→ TASK GOAL
Among the entries below, how many lines include the string "JSON"? Answer with only the number.

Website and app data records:
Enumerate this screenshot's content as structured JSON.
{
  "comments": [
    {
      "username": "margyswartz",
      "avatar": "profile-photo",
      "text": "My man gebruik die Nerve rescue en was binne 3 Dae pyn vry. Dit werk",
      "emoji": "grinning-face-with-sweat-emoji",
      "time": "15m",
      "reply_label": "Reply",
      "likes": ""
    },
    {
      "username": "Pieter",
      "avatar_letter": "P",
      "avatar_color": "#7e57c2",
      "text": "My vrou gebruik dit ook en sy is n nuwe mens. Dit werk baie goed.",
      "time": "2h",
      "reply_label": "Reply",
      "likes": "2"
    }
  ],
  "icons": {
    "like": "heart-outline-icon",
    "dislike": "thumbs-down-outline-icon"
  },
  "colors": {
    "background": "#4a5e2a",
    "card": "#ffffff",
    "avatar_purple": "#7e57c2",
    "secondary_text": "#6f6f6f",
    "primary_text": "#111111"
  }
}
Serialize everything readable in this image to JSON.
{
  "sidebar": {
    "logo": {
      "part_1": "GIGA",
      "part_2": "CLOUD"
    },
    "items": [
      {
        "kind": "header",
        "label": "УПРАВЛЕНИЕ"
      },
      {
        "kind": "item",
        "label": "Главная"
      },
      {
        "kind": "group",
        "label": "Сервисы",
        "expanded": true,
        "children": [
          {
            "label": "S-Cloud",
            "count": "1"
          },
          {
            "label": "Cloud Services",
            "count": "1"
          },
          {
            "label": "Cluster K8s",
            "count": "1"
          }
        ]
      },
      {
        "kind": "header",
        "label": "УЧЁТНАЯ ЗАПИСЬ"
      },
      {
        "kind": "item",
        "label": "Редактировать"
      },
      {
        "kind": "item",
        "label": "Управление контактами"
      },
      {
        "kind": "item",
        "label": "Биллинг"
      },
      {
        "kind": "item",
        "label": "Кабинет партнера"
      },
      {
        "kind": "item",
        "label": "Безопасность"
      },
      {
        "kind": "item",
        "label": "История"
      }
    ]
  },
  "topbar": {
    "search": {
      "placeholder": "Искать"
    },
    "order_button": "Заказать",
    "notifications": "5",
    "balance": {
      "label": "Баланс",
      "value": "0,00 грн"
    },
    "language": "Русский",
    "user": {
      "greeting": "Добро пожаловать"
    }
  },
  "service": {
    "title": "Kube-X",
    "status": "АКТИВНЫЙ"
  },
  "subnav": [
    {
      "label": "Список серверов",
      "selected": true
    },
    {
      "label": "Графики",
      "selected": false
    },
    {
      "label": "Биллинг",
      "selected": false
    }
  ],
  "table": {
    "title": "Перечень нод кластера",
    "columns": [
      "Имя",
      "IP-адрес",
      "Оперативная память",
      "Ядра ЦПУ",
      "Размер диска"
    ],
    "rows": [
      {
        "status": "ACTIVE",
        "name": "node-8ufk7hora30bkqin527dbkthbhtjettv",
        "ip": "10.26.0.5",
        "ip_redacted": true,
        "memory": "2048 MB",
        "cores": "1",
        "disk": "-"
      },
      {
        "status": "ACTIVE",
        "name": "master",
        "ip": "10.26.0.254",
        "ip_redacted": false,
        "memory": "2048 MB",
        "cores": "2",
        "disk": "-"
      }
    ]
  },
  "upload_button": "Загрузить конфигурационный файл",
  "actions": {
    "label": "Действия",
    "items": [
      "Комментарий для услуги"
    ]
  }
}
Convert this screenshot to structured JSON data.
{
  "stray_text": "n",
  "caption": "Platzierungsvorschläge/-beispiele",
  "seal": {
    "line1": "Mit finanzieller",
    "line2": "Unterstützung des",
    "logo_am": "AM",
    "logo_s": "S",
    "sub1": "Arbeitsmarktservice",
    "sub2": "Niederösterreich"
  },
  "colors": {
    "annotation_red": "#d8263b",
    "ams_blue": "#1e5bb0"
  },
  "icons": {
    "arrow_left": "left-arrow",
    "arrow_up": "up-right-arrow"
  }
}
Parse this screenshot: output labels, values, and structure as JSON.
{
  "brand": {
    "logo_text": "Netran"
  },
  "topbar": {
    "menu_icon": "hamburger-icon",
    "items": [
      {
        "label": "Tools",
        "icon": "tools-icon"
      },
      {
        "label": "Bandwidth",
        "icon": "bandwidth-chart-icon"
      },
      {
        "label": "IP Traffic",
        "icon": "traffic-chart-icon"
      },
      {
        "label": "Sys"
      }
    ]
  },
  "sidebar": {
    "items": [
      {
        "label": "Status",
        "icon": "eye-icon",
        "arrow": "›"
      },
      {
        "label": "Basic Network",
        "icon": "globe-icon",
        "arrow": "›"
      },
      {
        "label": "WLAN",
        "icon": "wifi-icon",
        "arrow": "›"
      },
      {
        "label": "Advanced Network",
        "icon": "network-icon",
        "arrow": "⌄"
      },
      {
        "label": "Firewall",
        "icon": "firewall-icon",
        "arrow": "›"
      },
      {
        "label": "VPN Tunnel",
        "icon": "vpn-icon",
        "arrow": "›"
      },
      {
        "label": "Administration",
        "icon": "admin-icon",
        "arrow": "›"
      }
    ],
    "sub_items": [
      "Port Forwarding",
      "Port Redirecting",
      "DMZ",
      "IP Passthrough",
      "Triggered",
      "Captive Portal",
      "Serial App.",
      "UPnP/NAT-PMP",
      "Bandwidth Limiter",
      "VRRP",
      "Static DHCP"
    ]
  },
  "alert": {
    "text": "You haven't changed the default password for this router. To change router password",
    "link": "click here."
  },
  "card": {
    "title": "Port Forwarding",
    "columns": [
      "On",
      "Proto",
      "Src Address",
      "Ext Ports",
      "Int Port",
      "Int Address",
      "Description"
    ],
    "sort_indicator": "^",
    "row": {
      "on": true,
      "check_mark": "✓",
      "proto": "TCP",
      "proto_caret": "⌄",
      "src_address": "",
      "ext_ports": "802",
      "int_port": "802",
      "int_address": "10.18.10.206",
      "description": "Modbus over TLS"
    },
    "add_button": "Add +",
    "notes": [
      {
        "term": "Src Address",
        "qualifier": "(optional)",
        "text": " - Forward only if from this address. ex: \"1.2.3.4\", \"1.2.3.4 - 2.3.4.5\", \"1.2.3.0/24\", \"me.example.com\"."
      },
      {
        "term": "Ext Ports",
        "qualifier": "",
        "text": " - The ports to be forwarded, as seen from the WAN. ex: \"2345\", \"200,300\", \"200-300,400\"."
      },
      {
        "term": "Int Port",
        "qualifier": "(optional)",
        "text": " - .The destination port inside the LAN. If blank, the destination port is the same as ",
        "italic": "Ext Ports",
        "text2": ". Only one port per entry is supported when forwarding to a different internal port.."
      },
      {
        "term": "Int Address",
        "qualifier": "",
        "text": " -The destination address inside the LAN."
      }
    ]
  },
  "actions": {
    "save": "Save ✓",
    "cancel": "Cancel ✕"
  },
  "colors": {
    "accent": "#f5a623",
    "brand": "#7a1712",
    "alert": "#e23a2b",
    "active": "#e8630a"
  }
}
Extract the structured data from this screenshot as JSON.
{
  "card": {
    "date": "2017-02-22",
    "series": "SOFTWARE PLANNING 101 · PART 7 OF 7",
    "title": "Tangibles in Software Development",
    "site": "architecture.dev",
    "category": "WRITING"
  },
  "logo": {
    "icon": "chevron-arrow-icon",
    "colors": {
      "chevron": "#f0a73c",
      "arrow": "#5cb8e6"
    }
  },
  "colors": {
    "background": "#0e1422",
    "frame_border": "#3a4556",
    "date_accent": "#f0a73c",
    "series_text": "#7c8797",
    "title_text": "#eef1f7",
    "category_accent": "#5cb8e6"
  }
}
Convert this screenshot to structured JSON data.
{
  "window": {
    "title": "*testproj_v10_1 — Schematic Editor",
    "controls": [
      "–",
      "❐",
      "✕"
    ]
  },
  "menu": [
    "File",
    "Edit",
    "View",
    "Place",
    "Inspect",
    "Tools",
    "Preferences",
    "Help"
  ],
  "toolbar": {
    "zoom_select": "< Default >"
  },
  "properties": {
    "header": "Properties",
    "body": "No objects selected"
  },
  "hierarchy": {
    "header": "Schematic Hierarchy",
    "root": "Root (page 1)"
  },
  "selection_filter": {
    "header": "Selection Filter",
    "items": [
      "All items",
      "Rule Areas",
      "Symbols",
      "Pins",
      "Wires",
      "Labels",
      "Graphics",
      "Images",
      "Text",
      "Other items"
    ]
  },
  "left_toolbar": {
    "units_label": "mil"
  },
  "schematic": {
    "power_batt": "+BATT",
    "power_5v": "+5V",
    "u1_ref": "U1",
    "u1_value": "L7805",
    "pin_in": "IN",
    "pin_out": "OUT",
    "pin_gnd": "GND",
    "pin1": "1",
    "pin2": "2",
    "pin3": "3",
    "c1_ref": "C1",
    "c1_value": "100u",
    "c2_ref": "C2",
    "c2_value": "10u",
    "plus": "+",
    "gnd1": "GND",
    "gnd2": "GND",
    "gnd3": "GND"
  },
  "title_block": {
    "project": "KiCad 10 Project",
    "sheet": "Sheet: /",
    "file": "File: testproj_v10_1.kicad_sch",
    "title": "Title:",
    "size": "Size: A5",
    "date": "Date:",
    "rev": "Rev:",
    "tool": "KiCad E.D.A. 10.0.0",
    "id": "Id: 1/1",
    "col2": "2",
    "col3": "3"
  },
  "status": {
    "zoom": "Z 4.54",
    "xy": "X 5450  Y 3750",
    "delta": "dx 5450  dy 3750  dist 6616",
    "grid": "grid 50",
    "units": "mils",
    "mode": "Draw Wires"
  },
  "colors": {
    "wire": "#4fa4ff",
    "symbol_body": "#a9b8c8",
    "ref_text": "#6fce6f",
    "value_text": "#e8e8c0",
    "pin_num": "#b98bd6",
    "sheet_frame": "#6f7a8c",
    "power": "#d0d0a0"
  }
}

→ ANSWER SPACE
6